was selected and coefficient was 0.1 Fifteen mixture analyses included non-contributor single source samples to
evaluate exclusion capabilities.
Models were consistent with the exception of varying the number of MCMC iterations. Models with increasing
numbers of iterations were used to provide information on minimum and optimal number of MCMC iterations for
2, 3, 4 and 5 contributor mixtures.
Figure 8: Weighted genotype results are viewed by selecting the Genotype Set Results from Results
tool bar. Each locus is displayed by selecting from the drop-down list. A heat map indicates the most
likely genotype combinations of the tested samples on a scale of 0 – 1; least likely (dark purple) to most
likely (yellow). The weighted genotype combinations are displayed in a table and are used in calculating
Experimental data have shown that the MaSTR software gives accurate Likelihood Ratio results when used with 2-, 3-, and 4-person mixtures. The calculated values
for each contributor LR fit well with the true identities and mixture ratios of the synthesized samples. All true-exclusion known samples gave negative (un-supporting)
LRs for the appropriate unknown “position” in MaSTR.
The “Major” and “Minor” contributors (mixture ratios of at least 3:1) were clearly and accurately distinguishable via their calculated LRs. Mixture contributors that were
at or close to a 1:1 ratio were accurately distinguishable in 2-person mixtures with no identified known sample in mixtures with a high degree of allele overlap. In 3-

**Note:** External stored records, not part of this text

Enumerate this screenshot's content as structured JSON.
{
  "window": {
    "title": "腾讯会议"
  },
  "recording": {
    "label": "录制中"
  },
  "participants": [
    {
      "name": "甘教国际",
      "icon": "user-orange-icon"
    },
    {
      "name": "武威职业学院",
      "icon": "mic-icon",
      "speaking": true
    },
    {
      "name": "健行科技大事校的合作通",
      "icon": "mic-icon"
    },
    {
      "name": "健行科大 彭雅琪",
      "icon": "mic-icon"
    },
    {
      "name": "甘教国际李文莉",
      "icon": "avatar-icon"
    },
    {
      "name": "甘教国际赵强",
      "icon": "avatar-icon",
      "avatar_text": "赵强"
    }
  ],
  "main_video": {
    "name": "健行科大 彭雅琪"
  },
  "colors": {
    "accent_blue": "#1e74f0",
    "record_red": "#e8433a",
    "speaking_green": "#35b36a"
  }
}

and 4-person mixtures with a high degree of allele overlap, contributors present in near equal amounts with no identified known samples showed LRs accurately supporting
both samples being part of the mixture, but were sometimes difficult to tell apart
Preliminary work shows that using 10,000 MCMC iterations with eight chains works well for 2-person mixtures. 3-person mixtures, especially with minor contributors,
worked well using 20,000 MCMC iterations with eight chains and 4+ person mixtures showed the most consistent results running 50,000 MCMC iterations with eight
chains. Increasing the number of MCMC iterations gave more consistent LR values across the replicate MaSTR runs, especially with samples containing minor contributors,
allele dropout, shared alleles, and close ratio contributor data
MaSTR software runs using less than 100K total MCMC iterations were resolved within 15 minutes or less, while longer runs (400K) were completed within 45 minutes
using a desktop computer (Intel® Core™ i7-7700 cpu 3.60 GHz 4 core 8 logical processors) with 8 GB RAM operating with Windows 10.
Further interrogation of the data set is planned to evaluate likelihood ratio results and analysis time when known contributor(s) are included in the analysis procedure,
as well as peak height variation in replicate samples.
We thank Promega Human Identity Group for providing the PowerPlex Fusion and matrix kits
- SWGDAM Guidelines for Validation of Probabilistic Genotyping Systems, 2015 and 2016 NIST draft on guidelines for validating probabilistic genotyping software.
- Organization of Scientific Area Committees (OSAC) 2016 Validation Standards for Probabilistic Genotyping Systems Draft
- Taylor D., Bright J.-A., Buckleton J.S. 2013. The interpretation of single source and mixed DNA profiles, Forensic Sci. Int.:Genetics 7:516-528
- Gill P., Gusmão L., Haned H., Mayr W.R., Morling N., Parson W., et al., (2012) DNA commission of the International Society of Forensic Genetics: Recommendations on the evaluation of STR typing results that may include drop-out and/or drop-in using probabilistic methods, Forensic Sci. Int:Genetics 6:679-688
- Hill C.R., Duewer, D.L., Kline, M.C., Coble, M.D., Butler, J.M. Forensic Science International: Genetics 7 (2013)